Pregnancy offers a legitimate excuse to get out of quite a few things. After all, you're carrying a baby, so it's perfectly reasonable that you might be too tired to cook, do housework, or go to dinner with those friends of your partner who you don't really like. However, pregnancy isn't an excuse to miss your regular dental appointments, and preventive dentistry can help to keep your oral health at an optimum while you're expecting. But what about when your dentistry needs are more significant? Can you have a missing tooth replaced with a dental implant during your pregnancy?
Implants and Pregnancy
Dental implant surgery is not recommended during pregnancy. Why is this the case?
- A dental implant sometimes requires bone grafting prior to implantation. This is performed when the patient's jaw bone lacks the density to support the implant, which is caused by bone resorption when the jaw no longer has to anchor the missing tooth. Bone grafting is often performed under general anesthesia.
- The implantation itself is typically performed under local anesthesia, although some patients may benefit from partial sedation during the process.
- Diagnostic testing is required prior to the process. This can include x-rays, and while these can safely be performed during pregnancy, dentists will prefer to avoid unnecessary radiation exposure to a pregnant patient, regardless of the minimal risk involved.
So essentially, dental implants are not recommended during pregnancy due to a combination of exposure to anesthesia, radiation exposure during diagnostic testing, and the physical demands of recovery. The risk of harm is extremely low; however, your dentist may suggest that any risk is unacceptable, and you'll probably agree. So what should be done about your missing tooth?
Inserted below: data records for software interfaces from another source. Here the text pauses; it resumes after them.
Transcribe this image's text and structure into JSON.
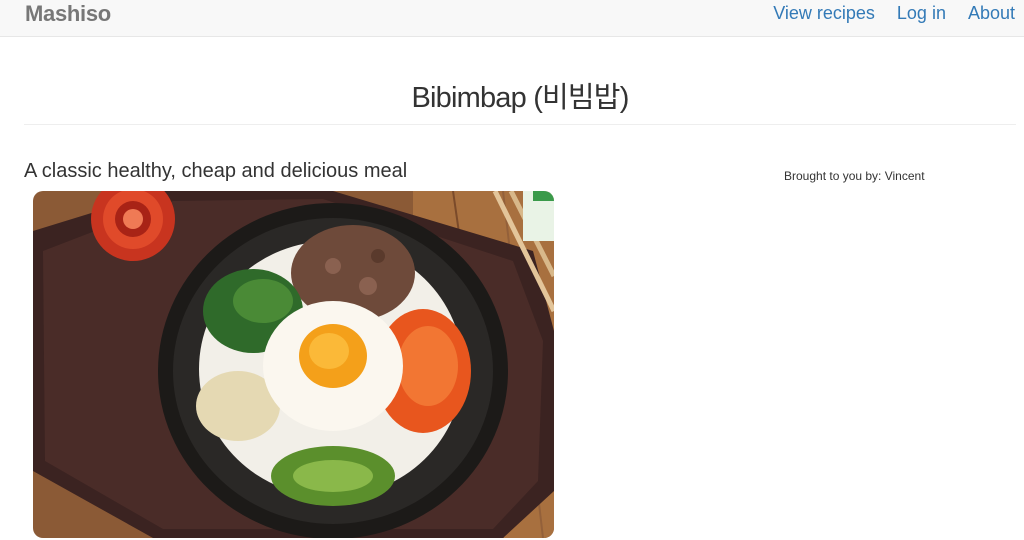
{
  "navbar": {
    "brand": "Mashiso",
    "links": [
      "View recipes",
      "Log in",
      "About"
    ]
  },
  "recipe": {
    "title": "Bibimbap (비빔밥)",
    "subtitle": "A classic healthy, cheap and delicious meal",
    "author_credit": "Brought to you by: Vincent"
  },
  "colors": {
    "link": "#337ab7",
    "brand": "#777777",
    "navbar_bg": "#f8f8f8"
  }
}
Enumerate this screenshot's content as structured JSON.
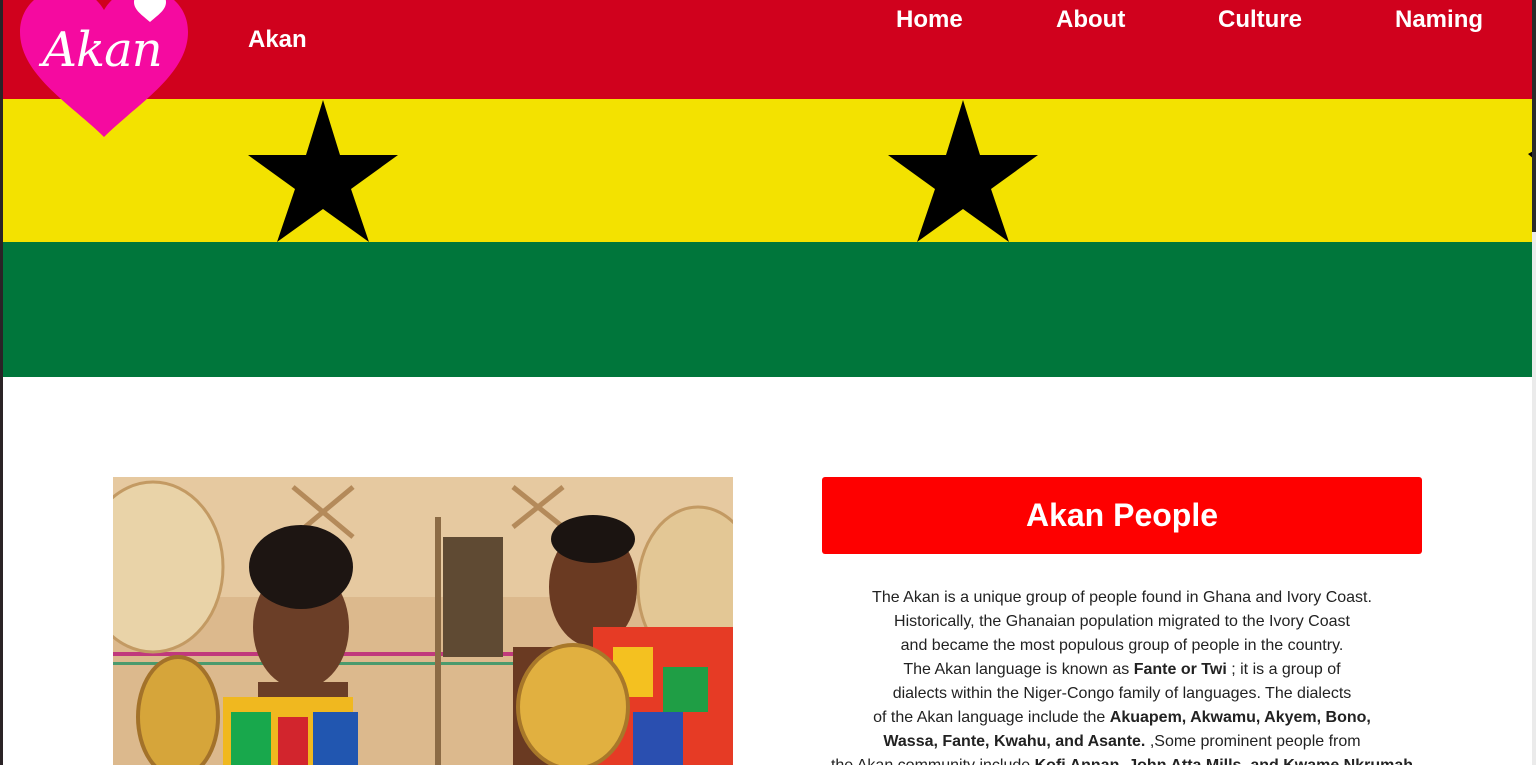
{
  "site": {
    "logo_text": "Akan",
    "brand": "Akan"
  },
  "nav": {
    "items": [
      "Home",
      "About",
      "Culture",
      "Naming"
    ]
  },
  "colors": {
    "flag_red": "#d0011d",
    "flag_yellow": "#f3e200",
    "flag_green": "#00763b",
    "heading_box": "#fe0000",
    "logo_pink": "#f50aa0"
  },
  "banner": {
    "description_icons": [
      "star-icon",
      "star-icon"
    ]
  },
  "intro": {
    "heading": "Akan People",
    "lines": [
      [
        {
          "t": "The Akan is a unique group of people found in Ghana and Ivory Coast.",
          "b": false
        }
      ],
      [
        {
          "t": "Historically, the Ghanaian population migrated to the Ivory Coast",
          "b": false
        }
      ],
      [
        {
          "t": "and became the most populous group of people in the country.",
          "b": false
        }
      ],
      [
        {
          "t": "The Akan language is known as ",
          "b": false
        },
        {
          "t": "Fante or Twi",
          "b": true
        },
        {
          "t": " ; it is a group of",
          "b": false
        }
      ],
      [
        {
          "t": "dialects within the Niger-Congo family of languages. The dialects",
          "b": false
        }
      ],
      [
        {
          "t": "of the Akan language include the ",
          "b": false
        },
        {
          "t": "Akuapem, Akwamu, Akyem, Bono,",
          "b": true
        }
      ],
      [
        {
          "t": "Wassa, Fante, Kwahu, and Asante.",
          "b": true
        },
        {
          "t": " ,Some prominent people from",
          "b": false
        }
      ],
      [
        {
          "t": "the Akan community include ",
          "b": false
        },
        {
          "t": "Kofi Annan, John Atta Mills, and Kwame Nkrumah",
          "b": true
        }
      ]
    ]
  }
}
A Slight Delay
Your dentist will suggest that your dental implant is delayed until after you've given birth, eliminating the chance of any complications for your unborn baby. This is in everyone's best interests, but it doesn't solve the problem of your missing tooth.
A Temporary Solution
While the dental implant will ultimately become the permanent replacement for your missing tooth, you should talk to your dentist about temporary replacements. These are largely cosmetic, but can efficiently conceal the gap in your smile. Your dentist might suggest a dental flipper, which is a single prosthetic tooth attached to a removable partial denture.
Your pregnancy can rule you out as a suitable candidate for a dental implant, but this is only temporary. You'll be able to safely undergo the process once your baby has been delivered.